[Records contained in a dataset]
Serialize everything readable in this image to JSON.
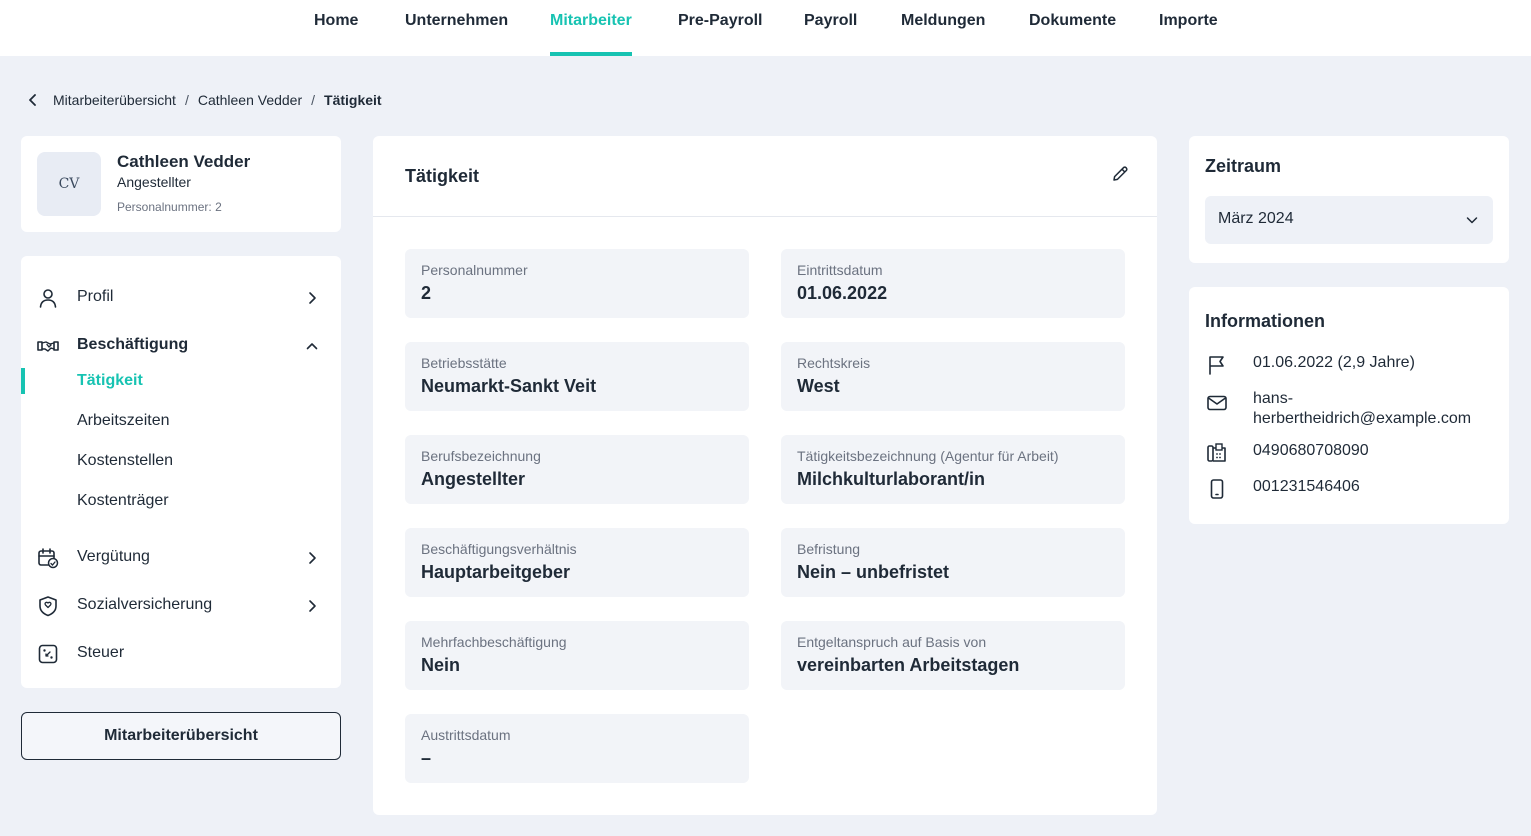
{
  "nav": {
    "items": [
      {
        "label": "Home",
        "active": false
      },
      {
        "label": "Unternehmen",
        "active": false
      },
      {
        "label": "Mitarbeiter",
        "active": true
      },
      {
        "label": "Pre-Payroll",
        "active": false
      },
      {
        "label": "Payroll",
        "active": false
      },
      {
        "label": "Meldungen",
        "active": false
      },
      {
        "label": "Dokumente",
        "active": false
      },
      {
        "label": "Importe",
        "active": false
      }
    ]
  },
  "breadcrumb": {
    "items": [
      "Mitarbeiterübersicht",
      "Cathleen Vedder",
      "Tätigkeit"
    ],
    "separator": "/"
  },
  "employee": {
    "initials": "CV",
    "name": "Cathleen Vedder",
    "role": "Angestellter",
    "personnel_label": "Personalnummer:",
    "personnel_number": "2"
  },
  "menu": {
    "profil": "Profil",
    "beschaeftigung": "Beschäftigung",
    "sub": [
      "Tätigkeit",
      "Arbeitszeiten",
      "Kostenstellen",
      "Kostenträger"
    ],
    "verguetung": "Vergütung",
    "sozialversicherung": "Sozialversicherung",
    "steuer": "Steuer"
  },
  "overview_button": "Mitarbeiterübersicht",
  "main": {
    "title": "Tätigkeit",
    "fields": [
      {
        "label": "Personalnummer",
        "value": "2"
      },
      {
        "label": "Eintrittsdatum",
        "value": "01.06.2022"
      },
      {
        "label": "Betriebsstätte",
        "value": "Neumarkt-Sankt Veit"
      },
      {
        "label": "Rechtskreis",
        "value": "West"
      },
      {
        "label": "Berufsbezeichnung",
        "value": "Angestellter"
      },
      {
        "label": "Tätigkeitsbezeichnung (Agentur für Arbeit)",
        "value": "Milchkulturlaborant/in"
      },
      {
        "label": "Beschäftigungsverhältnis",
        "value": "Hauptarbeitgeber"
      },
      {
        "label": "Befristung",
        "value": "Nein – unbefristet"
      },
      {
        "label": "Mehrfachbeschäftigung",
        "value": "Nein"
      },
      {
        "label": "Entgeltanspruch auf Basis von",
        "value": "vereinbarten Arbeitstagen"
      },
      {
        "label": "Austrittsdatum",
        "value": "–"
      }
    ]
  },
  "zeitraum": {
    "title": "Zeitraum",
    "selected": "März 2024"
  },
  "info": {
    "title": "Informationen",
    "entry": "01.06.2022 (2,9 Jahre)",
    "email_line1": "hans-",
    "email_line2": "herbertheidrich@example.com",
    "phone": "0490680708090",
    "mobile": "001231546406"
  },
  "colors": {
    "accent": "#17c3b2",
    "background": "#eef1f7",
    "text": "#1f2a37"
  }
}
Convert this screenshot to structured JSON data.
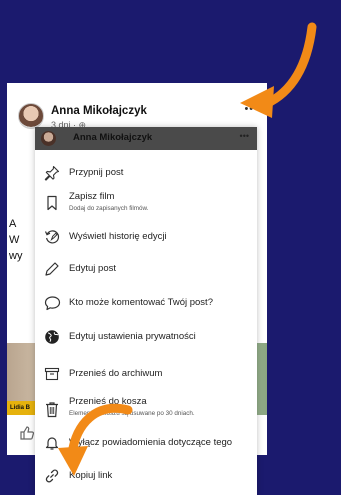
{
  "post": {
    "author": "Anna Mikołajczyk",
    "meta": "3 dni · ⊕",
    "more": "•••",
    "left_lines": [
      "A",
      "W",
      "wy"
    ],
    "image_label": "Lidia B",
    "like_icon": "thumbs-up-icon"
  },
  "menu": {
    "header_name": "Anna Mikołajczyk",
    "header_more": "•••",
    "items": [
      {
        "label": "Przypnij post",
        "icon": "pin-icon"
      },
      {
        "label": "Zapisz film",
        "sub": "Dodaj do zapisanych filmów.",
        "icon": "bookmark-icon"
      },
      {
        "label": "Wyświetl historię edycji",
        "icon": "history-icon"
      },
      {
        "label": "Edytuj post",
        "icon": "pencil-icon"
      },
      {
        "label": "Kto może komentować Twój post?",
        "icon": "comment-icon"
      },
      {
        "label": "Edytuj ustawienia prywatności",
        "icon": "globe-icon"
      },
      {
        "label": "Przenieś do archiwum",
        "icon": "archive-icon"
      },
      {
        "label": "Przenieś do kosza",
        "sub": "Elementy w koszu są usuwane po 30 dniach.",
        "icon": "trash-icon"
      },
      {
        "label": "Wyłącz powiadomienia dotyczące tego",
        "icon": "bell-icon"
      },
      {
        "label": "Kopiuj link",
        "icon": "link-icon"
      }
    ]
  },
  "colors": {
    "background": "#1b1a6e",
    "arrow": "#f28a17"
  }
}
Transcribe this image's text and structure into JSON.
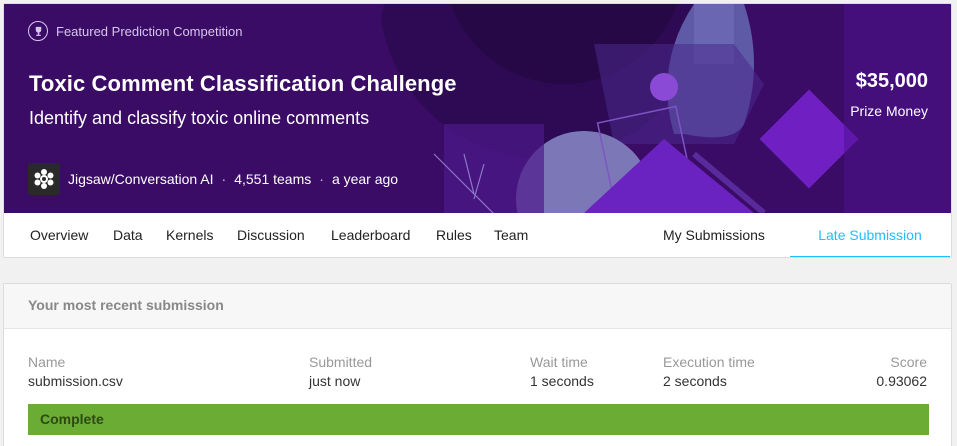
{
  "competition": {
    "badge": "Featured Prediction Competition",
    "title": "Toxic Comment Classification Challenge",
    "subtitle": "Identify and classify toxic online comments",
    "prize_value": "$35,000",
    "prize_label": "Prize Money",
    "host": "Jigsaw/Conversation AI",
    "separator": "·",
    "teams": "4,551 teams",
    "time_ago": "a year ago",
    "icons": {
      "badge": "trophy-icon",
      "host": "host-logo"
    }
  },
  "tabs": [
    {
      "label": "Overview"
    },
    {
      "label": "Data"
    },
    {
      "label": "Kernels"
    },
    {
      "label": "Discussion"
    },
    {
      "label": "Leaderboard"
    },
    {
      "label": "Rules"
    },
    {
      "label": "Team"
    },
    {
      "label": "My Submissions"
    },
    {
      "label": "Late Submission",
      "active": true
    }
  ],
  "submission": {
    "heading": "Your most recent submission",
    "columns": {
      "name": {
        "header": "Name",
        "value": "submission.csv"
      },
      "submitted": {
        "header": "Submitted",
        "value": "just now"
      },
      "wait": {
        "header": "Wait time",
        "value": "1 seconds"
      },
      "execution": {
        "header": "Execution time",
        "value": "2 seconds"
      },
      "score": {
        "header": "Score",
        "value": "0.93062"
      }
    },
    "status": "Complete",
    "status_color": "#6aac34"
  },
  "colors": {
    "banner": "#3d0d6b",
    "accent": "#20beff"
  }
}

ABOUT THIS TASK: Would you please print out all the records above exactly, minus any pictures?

ANSWER AREA:
Serialize everything readable in this image to JSON.
{
  "nav": {
    "items": [
      {
        "label": "Home",
        "active": false
      },
      {
        "label": "Unternehmen",
        "active": false
      },
      {
        "label": "Mitarbeiter",
        "active": true
      },
      {
        "label": "Pre-Payroll",
        "active": false
      },
      {
        "label": "Payroll",
        "active": false
      },
      {
        "label": "Meldungen",
        "active": false
      },
      {
        "label": "Dokumente",
        "active": false
      },
      {
        "label": "Importe",
        "active": false
      }
    ]
  },
  "breadcrumb": {
    "items": [
      "Mitarbeiterübersicht",
      "Cathleen Vedder",
      "Tätigkeit"
    ],
    "separator": "/"
  },
  "employee": {
    "initials": "CV",
    "name": "Cathleen Vedder",
    "role": "Angestellter",
    "personnel_label": "Personalnummer:",
    "personnel_number": "2"
  },
  "menu": {
    "profil": "Profil",
    "beschaeftigung": "Beschäftigung",
    "sub": [
      "Tätigkeit",
      "Arbeitszeiten",
      "Kostenstellen",
      "Kostenträger"
    ],
    "verguetung": "Vergütung",
    "sozialversicherung": "Sozialversicherung",
    "steuer": "Steuer"
  },
  "overview_button": "Mitarbeiterübersicht",
  "main": {
    "title": "Tätigkeit",
    "fields": [
      {
        "label": "Personalnummer",
        "value": "2"
      },
      {
        "label": "Eintrittsdatum",
        "value": "01.06.2022"
      },
      {
        "label": "Betriebsstätte",
        "value": "Neumarkt-Sankt Veit"
      },
      {
        "label": "Rechtskreis",
        "value": "West"
      },
      {
        "label": "Berufsbezeichnung",
        "value": "Angestellter"
      },
      {
        "label": "Tätigkeitsbezeichnung (Agentur für Arbeit)",
        "value": "Milchkulturlaborant/in"
      },
      {
        "label": "Beschäftigungsverhältnis",
        "value": "Hauptarbeitgeber"
      },
      {
        "label": "Befristung",
        "value": "Nein – unbefristet"
      },
      {
        "label": "Mehrfachbeschäftigung",
        "value": "Nein"
      },
      {
        "label": "Entgeltanspruch auf Basis von",
        "value": "vereinbarten Arbeitstagen"
      },
      {
        "label": "Austrittsdatum",
        "value": "–"
      }
    ]
  },
  "zeitraum": {
    "title": "Zeitraum",
    "selected": "März 2024"
  },
  "info": {
    "title": "Informationen",
    "entry": "01.06.2022 (2,9 Jahre)",
    "email_line1": "hans-",
    "email_line2": "herbertheidrich@example.com",
    "phone": "0490680708090",
    "mobile": "001231546406"
  },
  "colors": {
    "accent": "#17c3b2",
    "background": "#eef1f7",
    "text": "#1f2a37"
  }
}
Convert this screenshot to structured JSON data.
{
  "post": {
    "author": "Anna Mikołajczyk",
    "meta": "3 dni · ⊕",
    "more": "•••",
    "left_lines": [
      "A",
      "W",
      "wy"
    ],
    "image_label": "Lidia B",
    "like_icon": "thumbs-up-icon"
  },
  "menu": {
    "header_name": "Anna Mikołajczyk",
    "header_more": "•••",
    "items": [
      {
        "label": "Przypnij post",
        "icon": "pin-icon"
      },
      {
        "label": "Zapisz film",
        "sub": "Dodaj do zapisanych filmów.",
        "icon": "bookmark-icon"
      },
      {
        "label": "Wyświetl historię edycji",
        "icon": "history-icon"
      },
      {
        "label": "Edytuj post",
        "icon": "pencil-icon"
      },
      {
        "label": "Kto może komentować Twój post?",
        "icon": "comment-icon"
      },
      {
        "label": "Edytuj ustawienia prywatności",
        "icon": "globe-icon"
      },
      {
        "label": "Przenieś do archiwum",
        "icon": "archive-icon"
      },
      {
        "label": "Przenieś do kosza",
        "sub": "Elementy w koszu są usuwane po 30 dniach.",
        "icon": "trash-icon"
      },
      {
        "label": "Wyłącz powiadomienia dotyczące tego",
        "icon": "bell-icon"
      },
      {
        "label": "Kopiuj link",
        "icon": "link-icon"
      }
    ]
  },
  "colors": {
    "background": "#1b1a6e",
    "arrow": "#f28a17"
  }
}
Transcribe this image's text and structure into JSON.
{
  "competition": {
    "badge": "Featured Prediction Competition",
    "title": "Toxic Comment Classification Challenge",
    "subtitle": "Identify and classify toxic online comments",
    "prize_value": "$35,000",
    "prize_label": "Prize Money",
    "host": "Jigsaw/Conversation AI",
    "separator": "·",
    "teams": "4,551 teams",
    "time_ago": "a year ago",
    "icons": {
      "badge": "trophy-icon",
      "host": "host-logo"
    }
  },
  "tabs": [
    {
      "label": "Overview"
    },
    {
      "label": "Data"
    },
    {
      "label": "Kernels"
    },
    {
      "label": "Discussion"
    },
    {
      "label": "Leaderboard"
    },
    {
      "label": "Rules"
    },
    {
      "label": "Team"
    },
    {
      "label": "My Submissions"
    },
    {
      "label": "Late Submission",
      "active": true
    }
  ],
  "submission": {
    "heading": "Your most recent submission",
    "columns": {
      "name": {
        "header": "Name",
        "value": "submission.csv"
      },
      "submitted": {
        "header": "Submitted",
        "value": "just now"
      },
      "wait": {
        "header": "Wait time",
        "value": "1 seconds"
      },
      "execution": {
        "header": "Execution time",
        "value": "2 seconds"
      },
      "score": {
        "header": "Score",
        "value": "0.93062"
      }
    },
    "status": "Complete",
    "status_color": "#6aac34"
  },
  "colors": {
    "banner": "#3d0d6b",
    "accent": "#20beff"
  }
}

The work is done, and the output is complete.